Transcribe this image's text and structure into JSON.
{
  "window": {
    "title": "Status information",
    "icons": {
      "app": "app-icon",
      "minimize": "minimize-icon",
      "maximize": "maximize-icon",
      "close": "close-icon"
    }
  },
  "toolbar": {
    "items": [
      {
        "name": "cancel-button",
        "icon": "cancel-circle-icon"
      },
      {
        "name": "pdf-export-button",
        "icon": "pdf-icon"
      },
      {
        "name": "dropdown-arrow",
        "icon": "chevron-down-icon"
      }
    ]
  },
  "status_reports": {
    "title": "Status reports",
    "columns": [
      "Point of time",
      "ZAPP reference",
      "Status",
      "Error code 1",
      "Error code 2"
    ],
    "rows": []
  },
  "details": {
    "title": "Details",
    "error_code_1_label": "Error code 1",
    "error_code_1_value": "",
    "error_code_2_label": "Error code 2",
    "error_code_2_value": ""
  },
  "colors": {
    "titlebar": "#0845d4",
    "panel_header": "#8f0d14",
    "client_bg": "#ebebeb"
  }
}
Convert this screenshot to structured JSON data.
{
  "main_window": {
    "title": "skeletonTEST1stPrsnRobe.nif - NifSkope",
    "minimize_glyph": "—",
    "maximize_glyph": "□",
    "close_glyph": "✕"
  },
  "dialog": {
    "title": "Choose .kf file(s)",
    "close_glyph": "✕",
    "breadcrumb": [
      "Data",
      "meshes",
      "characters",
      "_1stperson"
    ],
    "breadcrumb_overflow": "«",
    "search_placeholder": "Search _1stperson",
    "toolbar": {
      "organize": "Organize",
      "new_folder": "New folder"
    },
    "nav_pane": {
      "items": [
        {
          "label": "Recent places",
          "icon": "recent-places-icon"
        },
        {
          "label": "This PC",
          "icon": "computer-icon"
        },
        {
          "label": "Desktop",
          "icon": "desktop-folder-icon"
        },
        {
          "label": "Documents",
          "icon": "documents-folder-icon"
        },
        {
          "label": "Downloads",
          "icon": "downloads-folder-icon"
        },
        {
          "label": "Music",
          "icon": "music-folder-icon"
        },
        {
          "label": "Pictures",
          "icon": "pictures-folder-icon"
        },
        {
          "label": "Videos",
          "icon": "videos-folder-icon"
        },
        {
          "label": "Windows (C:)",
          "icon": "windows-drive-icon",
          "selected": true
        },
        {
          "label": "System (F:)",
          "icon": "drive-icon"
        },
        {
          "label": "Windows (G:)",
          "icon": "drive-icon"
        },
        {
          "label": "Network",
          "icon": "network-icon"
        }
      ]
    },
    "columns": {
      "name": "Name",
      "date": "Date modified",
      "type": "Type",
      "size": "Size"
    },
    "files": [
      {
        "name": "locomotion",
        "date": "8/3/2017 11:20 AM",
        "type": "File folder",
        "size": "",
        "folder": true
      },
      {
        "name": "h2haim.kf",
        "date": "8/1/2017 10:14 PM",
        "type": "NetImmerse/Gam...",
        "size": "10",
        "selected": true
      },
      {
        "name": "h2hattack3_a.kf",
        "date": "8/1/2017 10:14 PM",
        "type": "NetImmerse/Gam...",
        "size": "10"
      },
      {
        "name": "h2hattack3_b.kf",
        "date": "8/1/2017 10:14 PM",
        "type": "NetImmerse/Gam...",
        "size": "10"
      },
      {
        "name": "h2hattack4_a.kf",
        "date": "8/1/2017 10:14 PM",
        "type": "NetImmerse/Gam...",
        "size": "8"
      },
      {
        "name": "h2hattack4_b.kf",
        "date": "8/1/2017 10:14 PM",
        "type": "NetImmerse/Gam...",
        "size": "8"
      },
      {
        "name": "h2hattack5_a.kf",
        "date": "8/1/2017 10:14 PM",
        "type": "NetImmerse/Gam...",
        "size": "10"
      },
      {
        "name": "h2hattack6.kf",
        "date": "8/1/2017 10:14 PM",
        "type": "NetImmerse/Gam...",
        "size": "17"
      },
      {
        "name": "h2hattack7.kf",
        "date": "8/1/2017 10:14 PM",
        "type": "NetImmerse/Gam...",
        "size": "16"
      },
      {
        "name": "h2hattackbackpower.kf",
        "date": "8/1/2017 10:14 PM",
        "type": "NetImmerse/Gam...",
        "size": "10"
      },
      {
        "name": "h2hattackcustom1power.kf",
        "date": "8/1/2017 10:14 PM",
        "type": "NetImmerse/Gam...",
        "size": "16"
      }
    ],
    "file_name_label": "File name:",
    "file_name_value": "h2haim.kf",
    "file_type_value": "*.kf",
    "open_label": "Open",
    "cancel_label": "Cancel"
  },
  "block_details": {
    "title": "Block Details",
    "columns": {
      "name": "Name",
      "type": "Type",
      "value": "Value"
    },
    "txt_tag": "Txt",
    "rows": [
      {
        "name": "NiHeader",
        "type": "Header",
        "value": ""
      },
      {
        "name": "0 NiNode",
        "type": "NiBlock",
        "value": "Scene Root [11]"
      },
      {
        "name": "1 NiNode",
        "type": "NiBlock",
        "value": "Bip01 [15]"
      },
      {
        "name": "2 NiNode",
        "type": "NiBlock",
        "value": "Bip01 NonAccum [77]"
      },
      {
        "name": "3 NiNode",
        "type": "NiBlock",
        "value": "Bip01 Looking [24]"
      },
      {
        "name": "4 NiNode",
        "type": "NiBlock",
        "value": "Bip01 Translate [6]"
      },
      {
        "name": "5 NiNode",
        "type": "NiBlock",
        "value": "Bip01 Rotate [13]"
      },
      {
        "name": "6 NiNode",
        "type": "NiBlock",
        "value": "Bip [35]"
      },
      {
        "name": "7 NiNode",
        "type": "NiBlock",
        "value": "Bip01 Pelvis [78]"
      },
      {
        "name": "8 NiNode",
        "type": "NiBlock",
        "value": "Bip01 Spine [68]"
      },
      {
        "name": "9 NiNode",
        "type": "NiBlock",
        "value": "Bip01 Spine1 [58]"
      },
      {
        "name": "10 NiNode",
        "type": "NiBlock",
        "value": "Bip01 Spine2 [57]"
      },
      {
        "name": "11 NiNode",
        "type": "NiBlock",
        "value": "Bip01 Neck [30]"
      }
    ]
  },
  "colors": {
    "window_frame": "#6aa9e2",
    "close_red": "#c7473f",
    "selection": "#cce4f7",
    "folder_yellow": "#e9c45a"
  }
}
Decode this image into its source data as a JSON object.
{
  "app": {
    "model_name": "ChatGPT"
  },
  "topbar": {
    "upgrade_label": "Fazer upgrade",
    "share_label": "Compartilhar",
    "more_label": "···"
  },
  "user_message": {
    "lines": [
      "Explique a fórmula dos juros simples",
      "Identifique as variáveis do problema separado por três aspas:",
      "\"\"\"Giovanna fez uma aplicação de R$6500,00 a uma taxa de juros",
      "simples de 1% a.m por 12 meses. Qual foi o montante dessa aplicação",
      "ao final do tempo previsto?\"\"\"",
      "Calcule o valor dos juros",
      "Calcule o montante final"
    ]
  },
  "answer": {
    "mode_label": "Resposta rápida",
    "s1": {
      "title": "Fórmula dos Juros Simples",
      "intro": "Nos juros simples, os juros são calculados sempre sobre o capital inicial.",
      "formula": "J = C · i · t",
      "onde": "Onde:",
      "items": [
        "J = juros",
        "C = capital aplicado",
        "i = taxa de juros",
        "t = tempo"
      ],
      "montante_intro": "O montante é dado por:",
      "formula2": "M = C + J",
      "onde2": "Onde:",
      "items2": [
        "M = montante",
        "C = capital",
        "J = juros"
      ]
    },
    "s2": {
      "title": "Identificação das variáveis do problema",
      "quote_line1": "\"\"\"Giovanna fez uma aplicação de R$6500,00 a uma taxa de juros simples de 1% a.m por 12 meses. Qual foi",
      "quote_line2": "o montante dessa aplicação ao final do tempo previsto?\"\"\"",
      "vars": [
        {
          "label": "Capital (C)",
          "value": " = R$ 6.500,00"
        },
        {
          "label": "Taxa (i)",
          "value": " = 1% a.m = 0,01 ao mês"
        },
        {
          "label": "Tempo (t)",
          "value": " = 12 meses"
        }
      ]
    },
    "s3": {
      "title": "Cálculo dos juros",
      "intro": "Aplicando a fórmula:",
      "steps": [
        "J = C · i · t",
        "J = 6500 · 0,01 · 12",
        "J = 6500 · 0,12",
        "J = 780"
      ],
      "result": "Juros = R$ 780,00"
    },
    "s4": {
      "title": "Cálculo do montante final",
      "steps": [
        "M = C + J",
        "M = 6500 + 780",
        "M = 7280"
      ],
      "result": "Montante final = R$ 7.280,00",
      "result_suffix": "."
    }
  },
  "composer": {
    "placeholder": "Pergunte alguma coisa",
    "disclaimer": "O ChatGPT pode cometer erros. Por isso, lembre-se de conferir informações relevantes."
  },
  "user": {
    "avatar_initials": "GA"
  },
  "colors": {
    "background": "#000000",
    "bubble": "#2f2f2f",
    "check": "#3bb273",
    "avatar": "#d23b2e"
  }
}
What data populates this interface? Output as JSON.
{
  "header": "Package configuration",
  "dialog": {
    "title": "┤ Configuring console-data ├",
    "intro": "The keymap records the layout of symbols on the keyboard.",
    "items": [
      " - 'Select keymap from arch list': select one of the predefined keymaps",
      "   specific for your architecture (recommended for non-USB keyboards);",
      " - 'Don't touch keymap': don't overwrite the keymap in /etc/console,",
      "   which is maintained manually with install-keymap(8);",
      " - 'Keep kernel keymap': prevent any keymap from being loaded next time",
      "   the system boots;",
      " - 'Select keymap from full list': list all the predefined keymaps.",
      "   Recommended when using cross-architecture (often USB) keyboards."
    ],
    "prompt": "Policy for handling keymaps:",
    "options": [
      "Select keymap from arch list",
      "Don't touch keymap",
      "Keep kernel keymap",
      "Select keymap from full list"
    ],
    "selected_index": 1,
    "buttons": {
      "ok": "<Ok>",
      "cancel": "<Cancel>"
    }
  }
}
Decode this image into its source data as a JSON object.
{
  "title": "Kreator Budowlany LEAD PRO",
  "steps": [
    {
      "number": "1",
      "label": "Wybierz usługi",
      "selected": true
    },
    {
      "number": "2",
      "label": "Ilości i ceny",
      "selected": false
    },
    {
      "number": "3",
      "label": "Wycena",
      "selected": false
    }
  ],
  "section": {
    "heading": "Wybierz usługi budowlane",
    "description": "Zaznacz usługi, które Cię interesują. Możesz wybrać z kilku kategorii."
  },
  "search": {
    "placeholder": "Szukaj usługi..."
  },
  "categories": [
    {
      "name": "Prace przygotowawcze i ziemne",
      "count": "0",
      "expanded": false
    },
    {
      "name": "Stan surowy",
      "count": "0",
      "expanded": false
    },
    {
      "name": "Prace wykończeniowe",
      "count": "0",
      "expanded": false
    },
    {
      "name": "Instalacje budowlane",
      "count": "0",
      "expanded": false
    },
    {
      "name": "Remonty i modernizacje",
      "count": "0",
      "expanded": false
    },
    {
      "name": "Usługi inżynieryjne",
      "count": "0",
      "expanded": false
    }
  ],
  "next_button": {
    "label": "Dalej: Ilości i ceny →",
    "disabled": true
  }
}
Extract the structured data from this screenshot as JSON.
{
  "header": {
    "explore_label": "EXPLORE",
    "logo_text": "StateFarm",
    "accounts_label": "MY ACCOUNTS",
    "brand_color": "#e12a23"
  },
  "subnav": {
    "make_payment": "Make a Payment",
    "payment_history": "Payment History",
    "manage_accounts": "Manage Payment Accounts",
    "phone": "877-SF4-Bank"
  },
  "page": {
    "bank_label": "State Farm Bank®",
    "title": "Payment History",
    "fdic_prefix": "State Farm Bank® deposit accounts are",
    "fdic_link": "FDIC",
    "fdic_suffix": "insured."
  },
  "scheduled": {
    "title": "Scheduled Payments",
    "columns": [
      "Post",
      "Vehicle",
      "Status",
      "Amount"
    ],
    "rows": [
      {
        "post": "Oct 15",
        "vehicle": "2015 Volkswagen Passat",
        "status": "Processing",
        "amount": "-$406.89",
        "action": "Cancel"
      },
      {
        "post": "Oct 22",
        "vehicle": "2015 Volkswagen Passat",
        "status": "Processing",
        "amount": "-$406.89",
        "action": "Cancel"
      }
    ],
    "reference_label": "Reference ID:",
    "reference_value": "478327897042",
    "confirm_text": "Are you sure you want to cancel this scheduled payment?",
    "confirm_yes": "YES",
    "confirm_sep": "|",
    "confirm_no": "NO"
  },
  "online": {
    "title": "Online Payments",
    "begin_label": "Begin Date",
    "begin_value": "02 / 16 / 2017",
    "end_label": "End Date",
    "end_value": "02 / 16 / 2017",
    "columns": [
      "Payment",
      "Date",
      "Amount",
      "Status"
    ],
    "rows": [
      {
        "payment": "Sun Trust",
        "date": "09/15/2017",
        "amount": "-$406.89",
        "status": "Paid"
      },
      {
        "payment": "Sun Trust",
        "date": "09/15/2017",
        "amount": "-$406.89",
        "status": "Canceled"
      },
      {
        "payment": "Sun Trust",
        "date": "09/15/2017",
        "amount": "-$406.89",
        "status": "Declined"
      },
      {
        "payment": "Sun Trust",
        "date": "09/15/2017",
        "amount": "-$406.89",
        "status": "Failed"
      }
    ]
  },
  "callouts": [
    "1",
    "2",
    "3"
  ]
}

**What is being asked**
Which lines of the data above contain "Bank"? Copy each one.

**Exercise response**
    "phone": "877-SF4-Bank"
    "bank_label": "State Farm Bank®",
    "fdic_prefix": "State Farm Bank® deposit accounts are",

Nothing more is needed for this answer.